countries, according to the IMF. Although more women are being hired, and policies are being put in place, few women are in leadership positions. One exception is India’s banking sector, where some women are heading the top banks.
Social networking and job boards are the two main sources of hiring in India.
Going forward, India’s government plans not only massive infrastructure improvements but also to create 100 new smart cities by 2020 and provide vocational training for 500 million people by 2022. One smart city, GIFT, near Ahmedabad, has the goal of creating 1 million jobs by 2024, many of which will be in financial services, according to The Economist.
Small and Medium Enterprises (SMEs)
India’s SMEs are expected to increase to 22 percent of the country’s GDP by 2020. They currently account for 40 percent of the country’s workforce and 45 percent of its manufacturing output.
Expats in India
Only about 39,000 expatriates are working in India today. Hiring of expats in India has slowed recently as employers seek local candidates. Indian companies, both large and medium-sized, will hire expats if the cost of hiring them is the same as for locals. The majority of expat hiring is at senior levels. Typically, expats are sent to India by multinational companies. For expatriates already in India, finding work can be difficult, and salaries are far below those in the West.
Areas of Job Promise
Jobs in the core engineering sector -- oil, power and minerals -- and sales jobs in retail, hospitality, IT and BFSI (banking, financial services and insurance) will be in great supply.
Lack of skills is a common reason for vacancies in India. In fact, 58 percent of employers in India are having difficulty finding the right talent. This is far above the global average of 38 percent, and the second highest in Asia, according to Manpower Group. The ten positions that are hardest to fill in India include:
- Accounting and finance staff
- IT personnel
- Secretaries and administrative assistants
- Marketing/communications/PR staff
- Sales managers
- Managers and executives
- Legal staff
- Researchers (R&D)
India continues to suffer from a major “leadership capability gap,” according to Deloitte, and the shortage of leaders is actually increasing.
Skills in Demand
The greatest talent need in India today is for professionals with SMAC skills: social media, mobility, analytics and cloud computing. IT firms are expected to hire more than 30,000 people this year, including people from other disciplines as well.
Online demand for senior managers has seen the strongest long-term growth rate in India, according to Monster India.
Creative and arts professionals are also increasingly sought.

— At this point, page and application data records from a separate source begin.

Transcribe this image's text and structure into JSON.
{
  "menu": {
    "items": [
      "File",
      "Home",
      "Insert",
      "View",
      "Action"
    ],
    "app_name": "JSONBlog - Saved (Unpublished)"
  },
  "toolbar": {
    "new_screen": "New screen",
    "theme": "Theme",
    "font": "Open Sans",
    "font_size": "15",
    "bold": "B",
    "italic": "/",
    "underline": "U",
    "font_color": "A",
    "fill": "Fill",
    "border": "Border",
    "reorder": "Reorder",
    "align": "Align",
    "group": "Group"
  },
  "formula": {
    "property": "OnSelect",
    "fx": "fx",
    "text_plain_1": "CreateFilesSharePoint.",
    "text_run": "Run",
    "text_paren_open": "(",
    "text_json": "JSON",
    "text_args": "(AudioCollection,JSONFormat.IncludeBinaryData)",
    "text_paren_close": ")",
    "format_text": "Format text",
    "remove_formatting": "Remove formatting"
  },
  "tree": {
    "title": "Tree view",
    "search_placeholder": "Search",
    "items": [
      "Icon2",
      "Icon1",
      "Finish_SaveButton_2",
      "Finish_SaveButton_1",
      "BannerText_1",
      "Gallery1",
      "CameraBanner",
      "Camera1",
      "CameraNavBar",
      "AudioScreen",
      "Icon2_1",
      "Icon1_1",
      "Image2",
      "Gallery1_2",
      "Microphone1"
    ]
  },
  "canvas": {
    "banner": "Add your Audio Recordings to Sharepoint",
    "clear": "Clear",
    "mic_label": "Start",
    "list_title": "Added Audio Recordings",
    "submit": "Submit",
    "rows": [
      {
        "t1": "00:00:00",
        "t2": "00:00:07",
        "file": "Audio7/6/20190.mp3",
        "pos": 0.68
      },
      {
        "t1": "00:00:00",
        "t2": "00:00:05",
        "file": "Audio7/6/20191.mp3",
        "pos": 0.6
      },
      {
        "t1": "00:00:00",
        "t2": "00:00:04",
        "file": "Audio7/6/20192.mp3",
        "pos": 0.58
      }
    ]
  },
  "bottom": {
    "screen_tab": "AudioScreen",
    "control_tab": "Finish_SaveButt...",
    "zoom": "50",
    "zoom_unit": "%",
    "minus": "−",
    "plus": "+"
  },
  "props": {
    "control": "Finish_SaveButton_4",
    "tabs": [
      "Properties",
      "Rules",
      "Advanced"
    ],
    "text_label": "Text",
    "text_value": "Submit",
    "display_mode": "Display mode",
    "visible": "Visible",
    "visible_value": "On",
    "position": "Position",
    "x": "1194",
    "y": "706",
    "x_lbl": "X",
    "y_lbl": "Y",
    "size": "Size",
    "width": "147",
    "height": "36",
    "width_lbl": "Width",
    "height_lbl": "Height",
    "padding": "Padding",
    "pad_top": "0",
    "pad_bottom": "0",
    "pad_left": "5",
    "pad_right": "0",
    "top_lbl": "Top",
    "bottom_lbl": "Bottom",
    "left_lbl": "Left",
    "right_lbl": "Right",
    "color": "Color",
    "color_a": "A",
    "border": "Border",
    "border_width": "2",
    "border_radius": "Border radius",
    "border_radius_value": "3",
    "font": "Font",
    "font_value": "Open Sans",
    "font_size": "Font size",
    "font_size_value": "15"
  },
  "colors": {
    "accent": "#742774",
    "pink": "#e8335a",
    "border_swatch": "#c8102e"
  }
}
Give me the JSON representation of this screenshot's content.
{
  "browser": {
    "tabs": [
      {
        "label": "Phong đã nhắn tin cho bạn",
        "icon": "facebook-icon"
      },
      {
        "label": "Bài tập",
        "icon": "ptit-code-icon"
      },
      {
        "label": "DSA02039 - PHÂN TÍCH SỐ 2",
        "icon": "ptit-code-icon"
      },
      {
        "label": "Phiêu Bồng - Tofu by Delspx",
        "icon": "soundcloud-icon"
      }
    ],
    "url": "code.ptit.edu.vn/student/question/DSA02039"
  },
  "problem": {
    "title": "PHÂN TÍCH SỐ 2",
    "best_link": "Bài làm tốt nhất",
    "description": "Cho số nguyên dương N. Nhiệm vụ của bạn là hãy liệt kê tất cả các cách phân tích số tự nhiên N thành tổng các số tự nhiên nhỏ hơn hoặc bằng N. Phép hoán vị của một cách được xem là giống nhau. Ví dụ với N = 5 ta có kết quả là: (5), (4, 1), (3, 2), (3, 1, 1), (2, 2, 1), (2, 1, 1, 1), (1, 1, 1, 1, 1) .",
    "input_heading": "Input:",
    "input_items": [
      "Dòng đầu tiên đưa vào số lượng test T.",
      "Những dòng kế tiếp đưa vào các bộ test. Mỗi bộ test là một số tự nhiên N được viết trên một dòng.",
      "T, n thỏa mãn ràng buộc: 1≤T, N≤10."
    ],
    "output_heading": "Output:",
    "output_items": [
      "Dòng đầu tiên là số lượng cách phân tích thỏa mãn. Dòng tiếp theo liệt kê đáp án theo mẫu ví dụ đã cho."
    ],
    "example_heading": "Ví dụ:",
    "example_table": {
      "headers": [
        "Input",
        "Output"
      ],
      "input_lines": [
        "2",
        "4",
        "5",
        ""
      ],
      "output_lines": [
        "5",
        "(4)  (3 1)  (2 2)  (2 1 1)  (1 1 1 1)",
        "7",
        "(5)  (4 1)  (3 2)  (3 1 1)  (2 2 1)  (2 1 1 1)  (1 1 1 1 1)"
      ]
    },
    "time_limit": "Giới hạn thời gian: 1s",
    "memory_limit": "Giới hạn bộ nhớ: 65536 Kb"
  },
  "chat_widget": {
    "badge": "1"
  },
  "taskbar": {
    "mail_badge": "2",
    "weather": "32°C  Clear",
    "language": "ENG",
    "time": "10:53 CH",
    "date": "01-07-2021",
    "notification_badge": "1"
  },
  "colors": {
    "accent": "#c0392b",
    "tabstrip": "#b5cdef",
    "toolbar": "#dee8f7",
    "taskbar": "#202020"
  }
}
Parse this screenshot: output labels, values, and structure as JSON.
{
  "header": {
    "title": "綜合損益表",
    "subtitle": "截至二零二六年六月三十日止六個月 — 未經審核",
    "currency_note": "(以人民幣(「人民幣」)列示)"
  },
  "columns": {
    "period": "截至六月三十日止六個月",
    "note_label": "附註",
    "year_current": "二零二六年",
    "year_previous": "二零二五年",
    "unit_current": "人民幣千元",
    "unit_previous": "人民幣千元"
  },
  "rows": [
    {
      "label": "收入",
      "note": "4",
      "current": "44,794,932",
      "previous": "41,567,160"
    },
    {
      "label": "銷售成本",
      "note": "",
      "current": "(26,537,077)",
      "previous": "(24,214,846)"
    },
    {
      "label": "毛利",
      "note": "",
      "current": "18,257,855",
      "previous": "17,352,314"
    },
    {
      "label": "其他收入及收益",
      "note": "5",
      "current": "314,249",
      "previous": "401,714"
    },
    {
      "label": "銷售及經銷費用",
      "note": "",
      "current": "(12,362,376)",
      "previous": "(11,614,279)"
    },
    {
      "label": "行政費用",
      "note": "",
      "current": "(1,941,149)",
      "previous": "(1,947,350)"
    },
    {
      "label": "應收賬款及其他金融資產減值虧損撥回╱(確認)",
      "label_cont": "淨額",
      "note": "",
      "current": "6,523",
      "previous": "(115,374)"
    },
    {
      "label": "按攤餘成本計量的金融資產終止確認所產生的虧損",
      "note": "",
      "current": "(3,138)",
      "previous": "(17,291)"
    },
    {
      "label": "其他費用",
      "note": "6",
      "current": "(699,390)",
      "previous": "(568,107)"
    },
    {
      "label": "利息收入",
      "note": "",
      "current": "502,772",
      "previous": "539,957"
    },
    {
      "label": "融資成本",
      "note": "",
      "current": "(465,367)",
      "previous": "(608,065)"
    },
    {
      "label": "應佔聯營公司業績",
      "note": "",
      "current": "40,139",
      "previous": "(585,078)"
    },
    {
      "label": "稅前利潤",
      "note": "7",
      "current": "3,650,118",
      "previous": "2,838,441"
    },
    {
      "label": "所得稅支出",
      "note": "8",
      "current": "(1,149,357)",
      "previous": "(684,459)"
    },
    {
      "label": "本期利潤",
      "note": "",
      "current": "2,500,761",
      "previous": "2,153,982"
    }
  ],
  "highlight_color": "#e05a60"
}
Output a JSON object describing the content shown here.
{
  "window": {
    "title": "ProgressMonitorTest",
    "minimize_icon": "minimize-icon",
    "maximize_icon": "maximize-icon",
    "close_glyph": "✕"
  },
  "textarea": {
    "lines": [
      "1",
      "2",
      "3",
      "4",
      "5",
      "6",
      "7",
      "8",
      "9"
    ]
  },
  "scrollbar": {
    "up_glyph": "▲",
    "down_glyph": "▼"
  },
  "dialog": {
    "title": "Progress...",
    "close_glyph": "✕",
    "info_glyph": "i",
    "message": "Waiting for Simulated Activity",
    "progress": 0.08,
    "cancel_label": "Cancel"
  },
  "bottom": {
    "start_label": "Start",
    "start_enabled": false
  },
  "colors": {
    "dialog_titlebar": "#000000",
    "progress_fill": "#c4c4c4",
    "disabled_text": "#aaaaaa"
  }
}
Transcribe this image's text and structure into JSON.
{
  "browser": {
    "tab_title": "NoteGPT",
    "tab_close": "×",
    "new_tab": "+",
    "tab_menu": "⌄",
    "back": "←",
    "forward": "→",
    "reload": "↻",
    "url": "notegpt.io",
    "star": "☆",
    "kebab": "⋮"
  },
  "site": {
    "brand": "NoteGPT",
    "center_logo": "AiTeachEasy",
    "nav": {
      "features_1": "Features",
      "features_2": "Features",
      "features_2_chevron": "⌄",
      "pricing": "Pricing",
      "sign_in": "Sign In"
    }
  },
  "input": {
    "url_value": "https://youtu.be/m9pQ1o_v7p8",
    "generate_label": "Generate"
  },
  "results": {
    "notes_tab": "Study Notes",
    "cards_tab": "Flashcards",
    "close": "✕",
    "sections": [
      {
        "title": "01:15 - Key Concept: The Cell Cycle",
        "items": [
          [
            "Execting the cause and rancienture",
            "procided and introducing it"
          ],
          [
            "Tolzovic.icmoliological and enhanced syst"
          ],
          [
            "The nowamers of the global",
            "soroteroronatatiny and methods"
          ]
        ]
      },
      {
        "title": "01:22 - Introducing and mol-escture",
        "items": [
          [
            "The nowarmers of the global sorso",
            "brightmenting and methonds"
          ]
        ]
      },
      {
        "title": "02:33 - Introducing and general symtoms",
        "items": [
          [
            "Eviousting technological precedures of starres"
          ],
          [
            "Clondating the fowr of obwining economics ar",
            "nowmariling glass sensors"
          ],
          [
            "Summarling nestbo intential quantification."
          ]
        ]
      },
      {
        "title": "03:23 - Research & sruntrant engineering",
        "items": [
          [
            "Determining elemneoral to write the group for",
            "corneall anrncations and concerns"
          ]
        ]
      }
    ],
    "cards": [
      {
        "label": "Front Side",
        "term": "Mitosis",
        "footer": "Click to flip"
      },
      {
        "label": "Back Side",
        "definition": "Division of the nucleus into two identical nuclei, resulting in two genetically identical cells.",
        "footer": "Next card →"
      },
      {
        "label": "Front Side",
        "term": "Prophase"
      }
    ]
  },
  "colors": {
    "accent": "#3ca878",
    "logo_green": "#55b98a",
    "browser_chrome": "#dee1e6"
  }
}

General Salary Trends
Salaries in India are low:
- 57 USD: Minimum monthly wage
- 262 USD: Average monthly wage in Delhi
- 400 USD: Average monthly wage for recent graduates
And, though somewhat better, pay is low even for experienced middle management professionals: 56,530 USD per year for an engineering manager, about half of what he would earn in China and one-third of the earnings in Singapore.
Expats fare far better than locals, however. The gross pay package for expatriates in India averages about 300,000 USD per year, according to ECA International.
Increases: Overall, employees in India will see salary increases averaging 10.7 percent this year, with professionals in life sciences/pharmaceuticals/health care, and infrastructure/retail commanding the highest increases of about 12 percent, according to Deloitte. Raises for executive, senior and middle managers will likely average 10.7 percent.
Bonuses: Variable pay across industry sectors is likely to average more than 17 percent, with top managers in some industries such as pharmaceuticals receiving bonuses of 25 percent or more.
India does have challenges, including poor infrastructure, a lack of quality higher education, rampant poverty and a large informal sector that lacks benefits and job security. The country’s young population, growing middle class and enormous amount of job opportunities helps offset its weaknesses. With more than one million job openings projected for 2016, India remains a country on the rise and one to watch.